We've moved!

You should be automatically redirected in 6 seconds. If not, visit
and update your bookmarks.

Tuesday, March 8, 2011

Cop Out Corrected

To be perfectly honest, I copped out on writing a post for Charlotte's first birthday. I'm trying to correct that. I thought about writing something full of angst, thought about writing something full of hope, thought about writing something full of denial, fear, and/or optimism.

But it didn't feel quite right.

Mostly because I wasn't sure how I felt about her birthday. Was it really something to celebrate? The day of Charlotte's birth is easily in the top three most terrifying days of my life-- did I really want to celebrate that? The day that Charlotte was literally cut from my body, statistically too early to survive, I was to celebrate?

Yet, how could I not? Charlotte didn't just survive this past year, she thrived. She took the past year and kicked its trash. How could I not celebrate that?
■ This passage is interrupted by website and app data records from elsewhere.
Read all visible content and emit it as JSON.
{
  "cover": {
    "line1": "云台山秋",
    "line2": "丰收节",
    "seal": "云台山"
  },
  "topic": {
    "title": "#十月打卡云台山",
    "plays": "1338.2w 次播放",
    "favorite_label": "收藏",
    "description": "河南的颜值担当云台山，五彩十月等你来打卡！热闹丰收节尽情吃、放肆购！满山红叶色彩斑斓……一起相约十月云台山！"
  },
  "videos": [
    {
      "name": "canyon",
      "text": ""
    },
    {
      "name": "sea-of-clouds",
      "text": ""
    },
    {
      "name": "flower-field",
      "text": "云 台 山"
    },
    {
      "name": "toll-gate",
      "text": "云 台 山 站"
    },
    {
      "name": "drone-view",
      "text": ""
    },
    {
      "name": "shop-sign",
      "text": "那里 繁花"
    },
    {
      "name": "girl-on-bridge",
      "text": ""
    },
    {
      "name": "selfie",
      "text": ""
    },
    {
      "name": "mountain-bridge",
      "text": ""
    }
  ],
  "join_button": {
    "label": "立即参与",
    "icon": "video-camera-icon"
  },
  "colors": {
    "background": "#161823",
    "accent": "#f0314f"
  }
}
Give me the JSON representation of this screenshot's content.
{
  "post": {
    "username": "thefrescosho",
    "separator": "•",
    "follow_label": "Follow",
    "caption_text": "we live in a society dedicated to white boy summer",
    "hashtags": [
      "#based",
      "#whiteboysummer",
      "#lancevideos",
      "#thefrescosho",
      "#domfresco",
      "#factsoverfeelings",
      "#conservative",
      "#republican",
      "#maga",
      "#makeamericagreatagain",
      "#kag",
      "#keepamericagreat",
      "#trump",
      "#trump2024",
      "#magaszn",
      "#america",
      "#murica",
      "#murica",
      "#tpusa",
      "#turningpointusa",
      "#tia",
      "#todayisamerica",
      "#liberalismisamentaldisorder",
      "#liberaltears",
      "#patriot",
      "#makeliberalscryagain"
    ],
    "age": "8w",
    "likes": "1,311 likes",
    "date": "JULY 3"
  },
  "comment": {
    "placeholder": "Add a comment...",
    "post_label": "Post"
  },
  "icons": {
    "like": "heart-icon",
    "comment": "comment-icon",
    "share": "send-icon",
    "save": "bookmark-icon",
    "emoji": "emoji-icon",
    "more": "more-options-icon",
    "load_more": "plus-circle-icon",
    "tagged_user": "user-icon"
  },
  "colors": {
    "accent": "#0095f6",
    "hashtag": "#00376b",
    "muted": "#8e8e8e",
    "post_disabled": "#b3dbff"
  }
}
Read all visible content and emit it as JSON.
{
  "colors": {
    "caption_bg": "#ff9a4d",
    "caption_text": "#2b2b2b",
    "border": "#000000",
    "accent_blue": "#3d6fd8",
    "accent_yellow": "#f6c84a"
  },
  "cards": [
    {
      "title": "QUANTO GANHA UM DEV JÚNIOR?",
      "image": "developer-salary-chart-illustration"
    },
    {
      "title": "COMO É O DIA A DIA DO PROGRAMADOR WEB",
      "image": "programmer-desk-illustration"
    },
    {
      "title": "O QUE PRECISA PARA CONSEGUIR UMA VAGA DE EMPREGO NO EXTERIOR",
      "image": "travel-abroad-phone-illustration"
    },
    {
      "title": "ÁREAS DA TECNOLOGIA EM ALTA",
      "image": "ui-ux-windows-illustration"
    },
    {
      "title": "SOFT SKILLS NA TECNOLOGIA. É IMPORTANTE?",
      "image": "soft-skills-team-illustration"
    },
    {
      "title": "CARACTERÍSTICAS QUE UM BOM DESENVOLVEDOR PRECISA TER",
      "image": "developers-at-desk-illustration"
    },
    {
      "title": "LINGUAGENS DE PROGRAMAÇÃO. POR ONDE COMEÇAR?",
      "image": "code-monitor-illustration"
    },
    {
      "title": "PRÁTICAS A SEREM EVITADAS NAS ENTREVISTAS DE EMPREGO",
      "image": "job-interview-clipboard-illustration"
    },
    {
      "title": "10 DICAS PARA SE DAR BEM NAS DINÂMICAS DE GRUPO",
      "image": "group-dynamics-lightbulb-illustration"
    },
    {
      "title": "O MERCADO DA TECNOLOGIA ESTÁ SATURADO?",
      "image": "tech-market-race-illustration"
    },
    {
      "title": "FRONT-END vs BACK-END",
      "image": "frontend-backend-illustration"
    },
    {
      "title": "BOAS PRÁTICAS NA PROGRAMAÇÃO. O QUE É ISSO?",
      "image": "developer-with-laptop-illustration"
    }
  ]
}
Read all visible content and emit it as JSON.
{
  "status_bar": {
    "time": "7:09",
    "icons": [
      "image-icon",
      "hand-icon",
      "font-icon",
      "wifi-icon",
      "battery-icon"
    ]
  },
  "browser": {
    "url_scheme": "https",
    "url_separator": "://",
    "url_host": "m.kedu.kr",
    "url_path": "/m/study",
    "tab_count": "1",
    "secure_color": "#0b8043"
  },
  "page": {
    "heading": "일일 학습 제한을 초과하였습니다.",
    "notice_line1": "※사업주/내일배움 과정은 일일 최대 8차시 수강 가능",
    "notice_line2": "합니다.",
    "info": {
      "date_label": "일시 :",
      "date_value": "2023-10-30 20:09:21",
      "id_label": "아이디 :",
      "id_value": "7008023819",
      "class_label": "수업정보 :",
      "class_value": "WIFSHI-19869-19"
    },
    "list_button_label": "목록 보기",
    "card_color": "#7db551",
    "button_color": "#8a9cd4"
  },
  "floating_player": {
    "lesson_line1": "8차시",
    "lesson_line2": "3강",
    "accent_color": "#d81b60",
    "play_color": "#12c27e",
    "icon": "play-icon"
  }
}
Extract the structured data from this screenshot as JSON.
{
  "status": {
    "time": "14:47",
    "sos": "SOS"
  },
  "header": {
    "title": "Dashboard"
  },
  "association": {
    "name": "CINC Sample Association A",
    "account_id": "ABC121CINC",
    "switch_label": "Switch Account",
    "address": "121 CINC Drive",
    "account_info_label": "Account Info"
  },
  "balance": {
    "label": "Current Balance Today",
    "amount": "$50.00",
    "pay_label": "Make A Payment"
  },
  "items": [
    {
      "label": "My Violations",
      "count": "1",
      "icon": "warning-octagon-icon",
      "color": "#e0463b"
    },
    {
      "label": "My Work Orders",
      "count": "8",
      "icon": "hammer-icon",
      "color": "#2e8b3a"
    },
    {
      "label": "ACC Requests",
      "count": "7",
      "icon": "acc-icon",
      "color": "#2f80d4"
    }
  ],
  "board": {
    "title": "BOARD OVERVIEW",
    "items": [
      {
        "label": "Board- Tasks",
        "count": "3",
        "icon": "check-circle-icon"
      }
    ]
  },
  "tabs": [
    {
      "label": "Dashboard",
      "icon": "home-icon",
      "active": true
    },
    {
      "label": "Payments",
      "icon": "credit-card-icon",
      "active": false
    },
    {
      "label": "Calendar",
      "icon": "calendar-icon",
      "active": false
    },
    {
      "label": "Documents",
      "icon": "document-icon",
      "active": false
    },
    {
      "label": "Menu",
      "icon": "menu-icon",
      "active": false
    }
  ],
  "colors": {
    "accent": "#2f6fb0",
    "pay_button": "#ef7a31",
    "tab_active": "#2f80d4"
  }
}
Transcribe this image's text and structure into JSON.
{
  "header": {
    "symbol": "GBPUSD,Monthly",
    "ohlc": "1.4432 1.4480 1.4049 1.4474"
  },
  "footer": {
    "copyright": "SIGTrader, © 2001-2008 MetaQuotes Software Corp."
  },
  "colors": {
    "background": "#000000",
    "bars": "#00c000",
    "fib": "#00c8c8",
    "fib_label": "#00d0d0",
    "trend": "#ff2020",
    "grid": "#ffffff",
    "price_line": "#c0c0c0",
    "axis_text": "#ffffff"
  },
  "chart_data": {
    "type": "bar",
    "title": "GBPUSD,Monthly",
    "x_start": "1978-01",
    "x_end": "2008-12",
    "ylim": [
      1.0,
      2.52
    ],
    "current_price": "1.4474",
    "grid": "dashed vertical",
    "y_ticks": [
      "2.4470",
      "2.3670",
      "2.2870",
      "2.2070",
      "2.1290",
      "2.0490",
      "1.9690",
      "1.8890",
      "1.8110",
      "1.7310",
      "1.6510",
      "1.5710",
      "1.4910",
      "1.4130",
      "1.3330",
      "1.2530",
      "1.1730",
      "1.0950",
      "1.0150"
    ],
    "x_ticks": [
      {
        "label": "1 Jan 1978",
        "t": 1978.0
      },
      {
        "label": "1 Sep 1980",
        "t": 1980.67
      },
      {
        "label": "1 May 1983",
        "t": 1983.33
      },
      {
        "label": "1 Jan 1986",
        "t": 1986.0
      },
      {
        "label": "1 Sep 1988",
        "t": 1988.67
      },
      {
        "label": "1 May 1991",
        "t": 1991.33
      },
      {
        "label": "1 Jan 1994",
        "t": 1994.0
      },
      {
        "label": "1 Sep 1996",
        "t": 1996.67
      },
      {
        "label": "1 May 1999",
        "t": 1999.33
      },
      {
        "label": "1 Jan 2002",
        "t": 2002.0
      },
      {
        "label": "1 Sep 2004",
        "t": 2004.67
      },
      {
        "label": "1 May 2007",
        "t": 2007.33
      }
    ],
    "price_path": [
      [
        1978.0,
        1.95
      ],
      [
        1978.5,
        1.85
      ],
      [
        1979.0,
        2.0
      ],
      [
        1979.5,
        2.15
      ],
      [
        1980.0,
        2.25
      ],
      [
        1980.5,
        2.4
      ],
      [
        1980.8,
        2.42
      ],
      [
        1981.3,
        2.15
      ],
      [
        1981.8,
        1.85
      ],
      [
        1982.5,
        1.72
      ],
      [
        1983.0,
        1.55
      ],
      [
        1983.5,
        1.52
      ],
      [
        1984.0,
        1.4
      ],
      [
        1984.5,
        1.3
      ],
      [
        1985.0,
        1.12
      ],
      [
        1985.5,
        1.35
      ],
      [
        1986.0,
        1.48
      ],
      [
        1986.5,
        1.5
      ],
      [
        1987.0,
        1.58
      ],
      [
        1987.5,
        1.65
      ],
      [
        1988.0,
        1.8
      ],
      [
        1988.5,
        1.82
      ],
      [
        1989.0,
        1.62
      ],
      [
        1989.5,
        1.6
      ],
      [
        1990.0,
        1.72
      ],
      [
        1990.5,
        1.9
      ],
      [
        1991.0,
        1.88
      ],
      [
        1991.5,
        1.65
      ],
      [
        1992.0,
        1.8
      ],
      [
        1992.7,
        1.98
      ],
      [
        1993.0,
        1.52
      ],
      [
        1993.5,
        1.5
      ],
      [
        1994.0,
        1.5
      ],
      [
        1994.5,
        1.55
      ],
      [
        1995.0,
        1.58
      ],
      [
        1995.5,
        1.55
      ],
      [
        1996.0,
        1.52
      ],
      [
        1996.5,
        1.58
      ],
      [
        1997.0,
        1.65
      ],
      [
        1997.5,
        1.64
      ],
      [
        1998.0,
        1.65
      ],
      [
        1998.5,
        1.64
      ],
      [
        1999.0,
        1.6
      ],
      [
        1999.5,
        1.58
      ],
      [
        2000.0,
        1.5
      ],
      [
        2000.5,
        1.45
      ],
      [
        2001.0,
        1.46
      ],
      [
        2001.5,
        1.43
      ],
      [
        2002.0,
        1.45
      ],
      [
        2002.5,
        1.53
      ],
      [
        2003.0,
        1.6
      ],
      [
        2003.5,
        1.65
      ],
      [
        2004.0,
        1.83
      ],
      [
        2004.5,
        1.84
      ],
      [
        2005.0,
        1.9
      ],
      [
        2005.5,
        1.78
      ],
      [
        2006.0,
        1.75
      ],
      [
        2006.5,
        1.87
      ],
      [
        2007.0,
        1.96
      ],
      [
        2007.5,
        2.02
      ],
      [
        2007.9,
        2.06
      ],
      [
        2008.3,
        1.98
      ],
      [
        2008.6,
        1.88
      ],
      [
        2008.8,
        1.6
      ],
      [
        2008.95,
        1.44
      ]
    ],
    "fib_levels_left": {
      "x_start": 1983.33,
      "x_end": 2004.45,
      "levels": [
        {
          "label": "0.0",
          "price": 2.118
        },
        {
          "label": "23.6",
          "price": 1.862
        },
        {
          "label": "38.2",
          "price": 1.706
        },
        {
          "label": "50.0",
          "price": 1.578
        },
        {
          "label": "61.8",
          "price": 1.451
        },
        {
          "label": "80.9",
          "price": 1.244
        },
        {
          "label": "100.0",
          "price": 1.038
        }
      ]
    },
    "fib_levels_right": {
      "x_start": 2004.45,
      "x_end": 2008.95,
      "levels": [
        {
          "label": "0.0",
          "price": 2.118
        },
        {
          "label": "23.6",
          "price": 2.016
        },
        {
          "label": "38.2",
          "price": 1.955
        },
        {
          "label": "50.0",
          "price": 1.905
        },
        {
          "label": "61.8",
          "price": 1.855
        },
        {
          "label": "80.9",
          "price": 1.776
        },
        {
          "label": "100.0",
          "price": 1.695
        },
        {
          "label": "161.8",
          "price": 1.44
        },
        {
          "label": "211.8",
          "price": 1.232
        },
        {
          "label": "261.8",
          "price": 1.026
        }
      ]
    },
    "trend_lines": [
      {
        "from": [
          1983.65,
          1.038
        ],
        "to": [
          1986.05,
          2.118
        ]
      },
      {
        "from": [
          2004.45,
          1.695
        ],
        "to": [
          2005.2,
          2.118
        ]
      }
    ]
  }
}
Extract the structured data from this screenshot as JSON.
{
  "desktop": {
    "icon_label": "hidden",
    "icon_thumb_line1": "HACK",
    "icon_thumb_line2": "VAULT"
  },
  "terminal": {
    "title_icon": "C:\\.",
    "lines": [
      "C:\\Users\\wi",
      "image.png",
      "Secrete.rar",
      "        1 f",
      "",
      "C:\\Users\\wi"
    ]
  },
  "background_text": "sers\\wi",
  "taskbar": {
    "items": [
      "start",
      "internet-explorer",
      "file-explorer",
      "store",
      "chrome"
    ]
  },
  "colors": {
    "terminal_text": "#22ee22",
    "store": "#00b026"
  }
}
I can't say that even now I am certain how I feel about it. Would I change that day if given the option? Of course. Without even thinking. I would carry that child until 42 weeks gestation or longer if I could change it. I would do it without complaining, {which would have been a severe departure from my previous attitude regarding pregnancy} without a second thought. I would throw up forty times a day to erase the past year. Give me a PICC line, TPN, and Zofran. Or don't. I would do it even without the medication. I would do anything to have that pregnancy last one more day, week, month or trimester.

But I would miss what this past year has taught me. No, the experience of a micropreemie isn't "worth" the knowledge gained, but I cannot deny that I have grown, have become a different person because of it. I've noticed more. I've been grateful for the smallest things. I've loved without expecting anything in return. I've had to talked about funerals, but I've planned parties and I've witnessed miracles.

In the past year, I've experienced anger; real, true, gut wrenching anger at a God in whom I firmly and truly believe. I've also experienced all encompassing peace, a peace that comes, not with certainty, but with hope. I've placed my daughter's life in the hands of neonatologists, surgeons, and specialists and then relied on their skills and knowledge, as well as faith of others to get her through procedure after procedure, day after day. I've asked more nurses about how my daughter is doing than anyone should ever have to ask. As I mother, I should know how my child is, I shouldn't have to ask. And yet, I did.

I've learned humility. I've learned that no matter how hard my life seems, there is always someone who is in need of my love, support and compassion. I've learned that trials in life cannot be compared.  I've learned that trials are more manageable when shared.

So no. I don't really want to celebrate Charlotte's birthday. Because "celebration" implies something so much more trivial than what that day represents. Instead, I choose to honor her birth. I honor the lessons I have been taught, and I humbly submit to the journey we are taking. I will not allow that day to define me, my family or my daughter. But I will not dismiss its teachings, or forget its implication.

I will celebrate my daughter. I will celebrate her milestones, rejoice in her successes, and I will never forget to pay respect to the bittersweet day that made it all possible.


  1. This was powerful!! Beautifully conflicted emotions described so poignantly well. I have not a lick of what you've experienced in this last year, Amanda K, but I can only imagine that in the years to come, the blessings/lessons that come out of it will blow your mind (in a good way!:))...

    And Charlotte is gorgeous. Really. No surprise.

  2. This comment has been removed by the author.

  3. Beautifully written! You are amazing! I will save this post and come back and re-read it when my Lucy turns 1. It is unreal the feelings of having a micro-preemie and I commend you on pin pointing them so well.